┌─ SOURCE MATERIAL

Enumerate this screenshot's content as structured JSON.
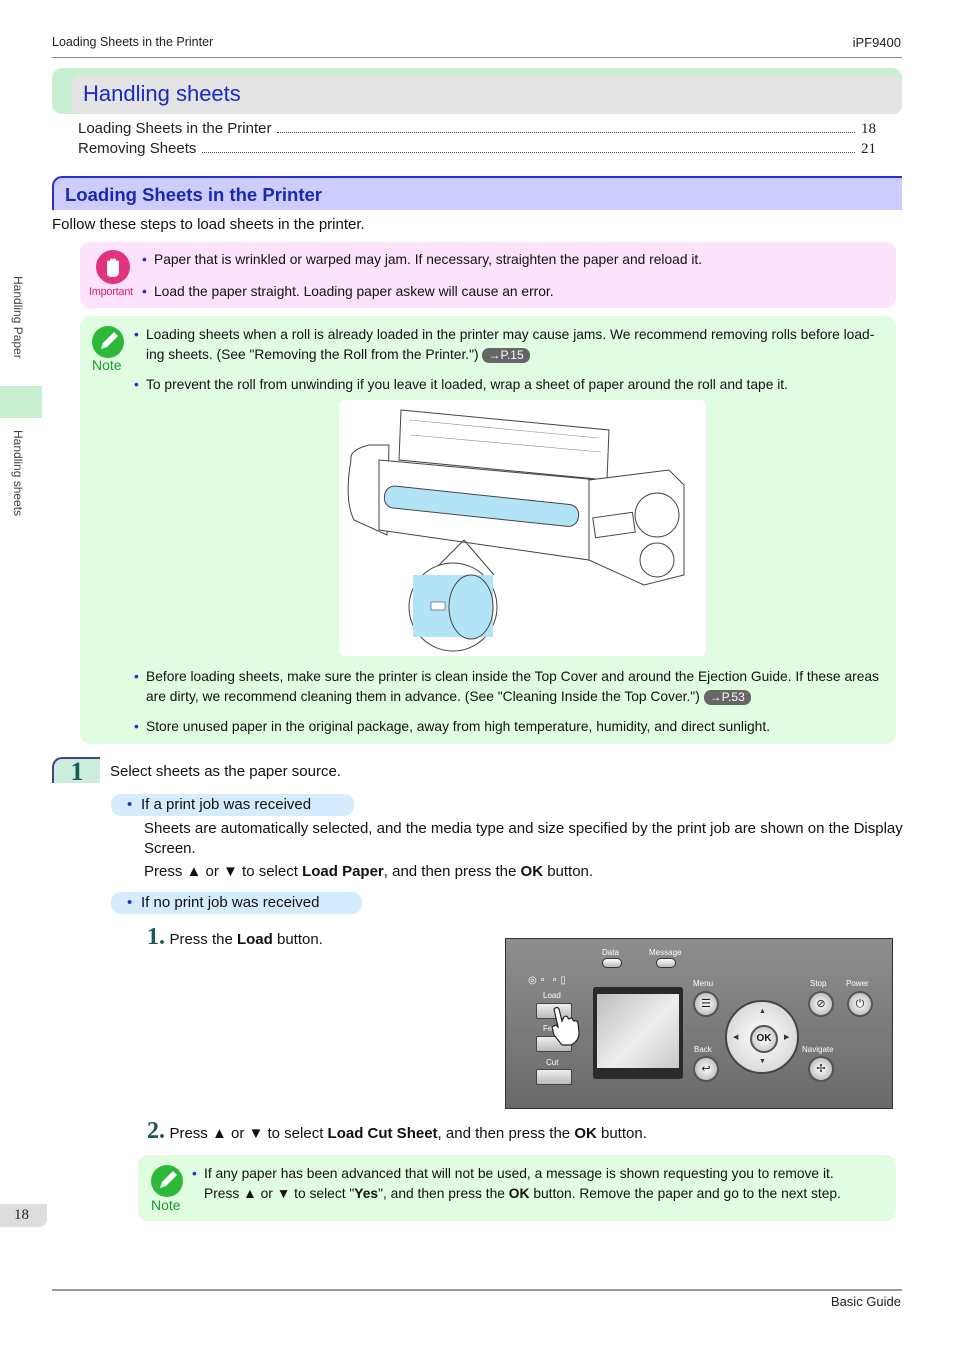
{
  "header": {
    "left": "Loading Sheets in the Printer",
    "right": "iPF9400"
  },
  "chapter": {
    "title": "Handling sheets",
    "toc": [
      {
        "label": "Loading Sheets in the Printer",
        "page": "18"
      },
      {
        "label": "Removing Sheets",
        "page": "21"
      }
    ]
  },
  "section": {
    "title": "Loading Sheets in the Printer",
    "intro": "Follow these steps to load sheets in the printer."
  },
  "important": {
    "label": "Important",
    "icon": "hand-stop-icon",
    "items": [
      "Paper that is wrinkled or warped may jam. If necessary, straighten the paper and reload it.",
      "Load the paper straight. Loading paper askew will cause an error."
    ]
  },
  "note1": {
    "label": "Note",
    "icon": "pencil-icon",
    "items": [
      {
        "text": "Loading sheets when a roll is already loaded in the printer may cause jams. We recommend removing rolls before load-ing sheets.  (See \"Removing the Roll from the Printer.\")",
        "ref": "→P.15"
      },
      {
        "text": "To prevent the roll from unwinding if you leave it loaded, wrap a sheet of paper around the roll and tape it."
      },
      {
        "text": "Before loading sheets, make sure the printer is clean inside the Top Cover and around the Ejection Guide. If these areas are dirty, we recommend cleaning them in advance.  (See \"Cleaning Inside the Top Cover.\")",
        "ref": "→P.53"
      },
      {
        "text": "Store unused paper in the original package, away from high temperature, humidity, and direct sunlight."
      }
    ]
  },
  "step1": {
    "number": "1",
    "text": "Select sheets as the paper source.",
    "case_a": {
      "label": "If a print job was received",
      "para1": "Sheets are automatically selected, and the media type and size specified by the print job are shown on the Display Screen.",
      "para2_pre": "Press ▲ or ▼ to select ",
      "para2_bold1": "Load Paper",
      "para2_mid": ", and then press the ",
      "para2_bold2": "OK",
      "para2_post": " button."
    },
    "case_b": {
      "label": "If no print job was received",
      "sub1": {
        "num": "1.",
        "pre": "Press the ",
        "bold": "Load",
        "post": " button."
      },
      "sub2": {
        "num": "2.",
        "pre": "Press ▲ or ▼ to select ",
        "bold1": "Load Cut Sheet",
        "mid": ", and then press the ",
        "bold2": "OK",
        "post": " button."
      }
    }
  },
  "control_panel": {
    "labels": {
      "data": "Data",
      "message": "Message",
      "load": "Load",
      "feed": "Feed",
      "cut": "Cut",
      "menu": "Menu",
      "back": "Back",
      "stop": "Stop",
      "power": "Power",
      "navigate": "Navigate",
      "ok": "OK"
    }
  },
  "note2": {
    "label": "Note",
    "line1": "If any paper has been advanced that will not be used, a message is shown requesting you to remove it.",
    "line2_pre": "Press ▲ or ▼ to select \"",
    "line2_bold1": "Yes",
    "line2_mid": "\", and then press the ",
    "line2_bold2": "OK",
    "line2_post": " button. Remove the paper and go to the next step."
  },
  "sidebar": {
    "tab1": "Handling Paper",
    "tab2": "Handling sheets",
    "page_number": "18"
  },
  "footer": {
    "right": "Basic Guide"
  }
}
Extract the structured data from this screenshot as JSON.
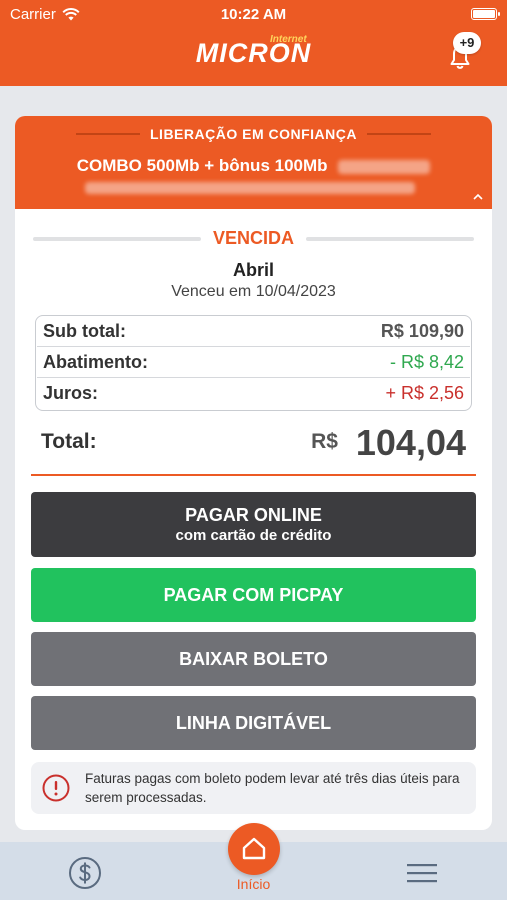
{
  "status_bar": {
    "carrier": "Carrier",
    "time": "10:22 AM"
  },
  "header": {
    "brand": "MICRON",
    "brand_sub": "Internet",
    "notifications_badge": "+9",
    "accent_color": "#ec5a24"
  },
  "plan": {
    "label": "LIBERAÇÃO EM CONFIANÇA",
    "name": "COMBO 500Mb + bônus 100Mb"
  },
  "invoice": {
    "status": "VENCIDA",
    "month": "Abril",
    "due_text": "Venceu em 10/04/2023",
    "breakdown": [
      {
        "label": "Sub total:",
        "value": "R$ 109,90"
      },
      {
        "label": "Abatimento:",
        "value": "- R$ 8,42"
      },
      {
        "label": "Juros:",
        "value": "+ R$ 2,56"
      }
    ],
    "total_label": "Total:",
    "total_currency": "R$",
    "total_amount": "104,04"
  },
  "actions": {
    "pay_online_line1": "PAGAR ONLINE",
    "pay_online_line2": "com cartão de crédito",
    "pay_picpay": "PAGAR COM PICPAY",
    "download_boleto": "BAIXAR BOLETO",
    "digital_line": "LINHA DIGITÁVEL"
  },
  "notice": {
    "text": "Faturas pagas com boleto podem levar até três dias úteis para serem processadas."
  },
  "tabbar": {
    "home_label": "Início"
  }
}
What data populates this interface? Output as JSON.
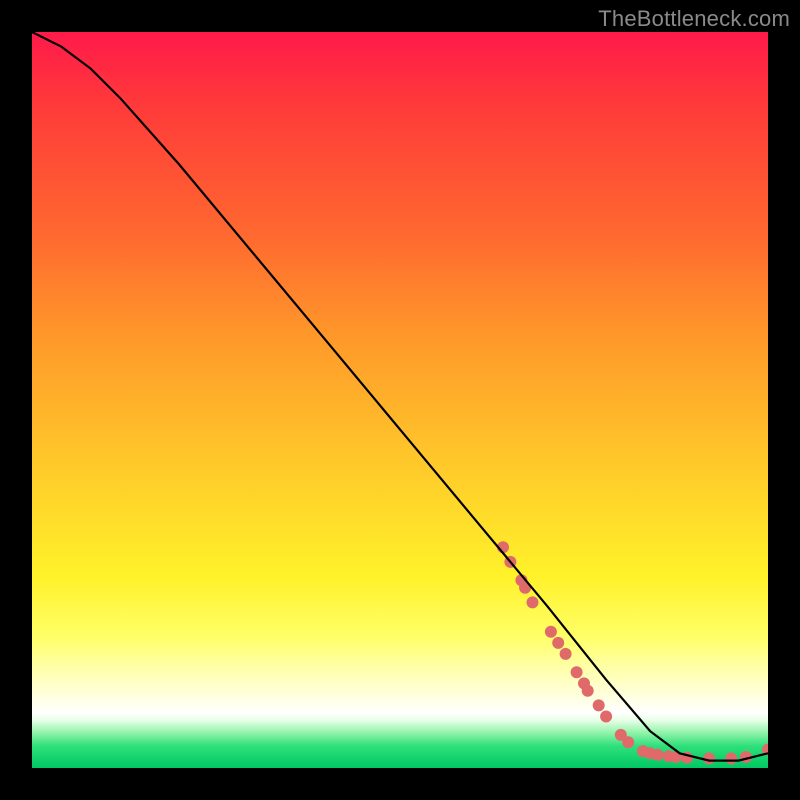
{
  "watermark": "TheBottleneck.com",
  "chart_data": {
    "type": "line",
    "title": "",
    "xlabel": "",
    "ylabel": "",
    "xlim": [
      0,
      100
    ],
    "ylim": [
      0,
      100
    ],
    "grid": false,
    "legend": false,
    "series": [
      {
        "name": "curve",
        "color": "#000000",
        "x": [
          0,
          4,
          8,
          12,
          20,
          30,
          40,
          50,
          60,
          70,
          78,
          84,
          88,
          92,
          96,
          100
        ],
        "y": [
          100,
          98,
          95,
          91,
          82,
          70,
          58,
          46,
          34,
          22,
          12,
          5,
          2,
          1,
          1,
          2
        ]
      }
    ],
    "markers": [
      {
        "name": "highlight-points",
        "color": "#e06a6a",
        "radius": 6,
        "points": [
          {
            "x": 64,
            "y": 30
          },
          {
            "x": 65,
            "y": 28
          },
          {
            "x": 66.5,
            "y": 25.5
          },
          {
            "x": 67,
            "y": 24.5
          },
          {
            "x": 68,
            "y": 22.5
          },
          {
            "x": 70.5,
            "y": 18.5
          },
          {
            "x": 71.5,
            "y": 17
          },
          {
            "x": 72.5,
            "y": 15.5
          },
          {
            "x": 74,
            "y": 13
          },
          {
            "x": 75,
            "y": 11.5
          },
          {
            "x": 75.5,
            "y": 10.5
          },
          {
            "x": 77,
            "y": 8.5
          },
          {
            "x": 78,
            "y": 7
          },
          {
            "x": 80,
            "y": 4.5
          },
          {
            "x": 81,
            "y": 3.5
          },
          {
            "x": 83,
            "y": 2.3
          },
          {
            "x": 84,
            "y": 2
          },
          {
            "x": 85,
            "y": 1.8
          },
          {
            "x": 86.5,
            "y": 1.6
          },
          {
            "x": 87.5,
            "y": 1.5
          },
          {
            "x": 89,
            "y": 1.4
          },
          {
            "x": 92,
            "y": 1.3
          },
          {
            "x": 95,
            "y": 1.3
          },
          {
            "x": 97,
            "y": 1.5
          },
          {
            "x": 100,
            "y": 2.5
          }
        ]
      }
    ]
  }
}
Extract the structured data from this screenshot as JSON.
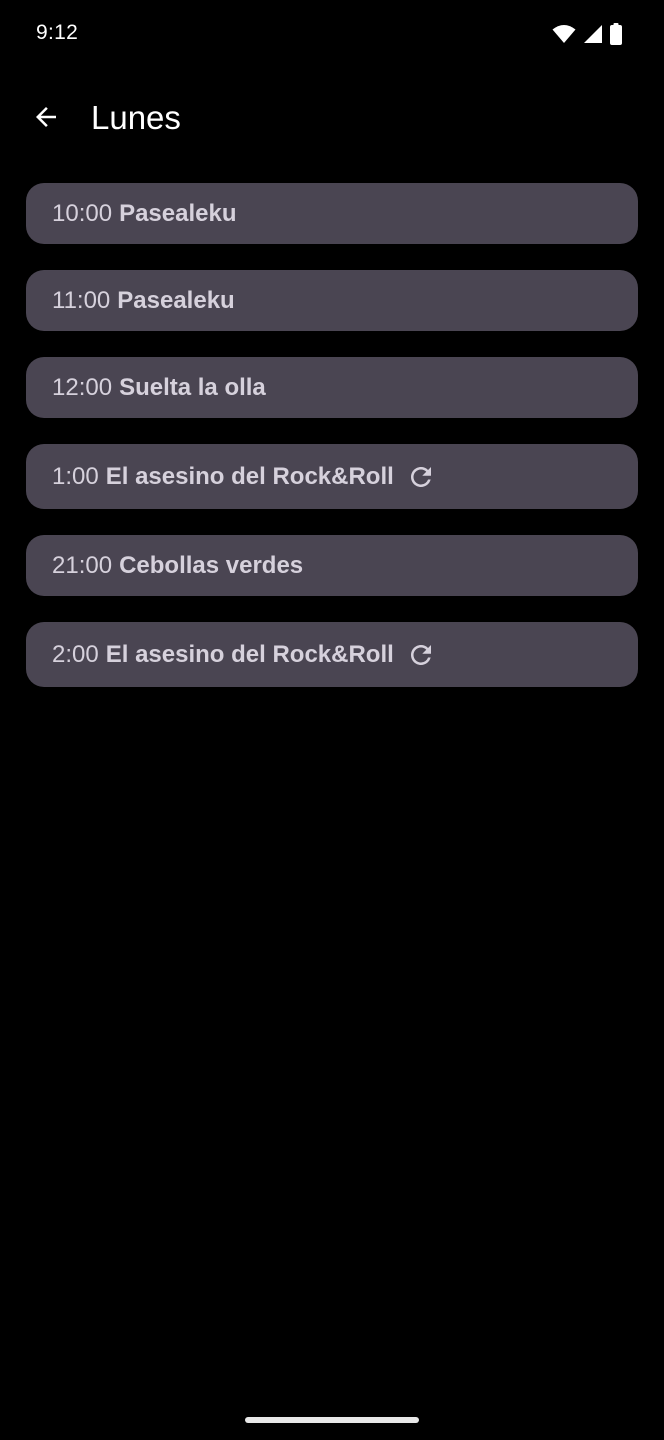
{
  "status_bar": {
    "time": "9:12",
    "icons": [
      "wifi-icon",
      "cell-signal-icon",
      "battery-icon"
    ]
  },
  "app_bar": {
    "back_icon": "arrow-back-icon",
    "title": "Lunes"
  },
  "schedule": [
    {
      "time": "10:00",
      "title": "Pasealeku",
      "repeat": false
    },
    {
      "time": "11:00",
      "title": "Pasealeku",
      "repeat": false
    },
    {
      "time": "12:00",
      "title": "Suelta la olla",
      "repeat": false
    },
    {
      "time": "1:00",
      "title": "El asesino del Rock&Roll",
      "repeat": true
    },
    {
      "time": "21:00",
      "title": "Cebollas verdes",
      "repeat": false
    },
    {
      "time": "2:00",
      "title": "El asesino del Rock&Roll",
      "repeat": true
    }
  ],
  "colors": {
    "background": "#000000",
    "card": "#4a4552",
    "card_text": "#d6d1dc"
  }
}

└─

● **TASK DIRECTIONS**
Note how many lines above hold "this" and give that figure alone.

● **YOUR RESPONSE**
4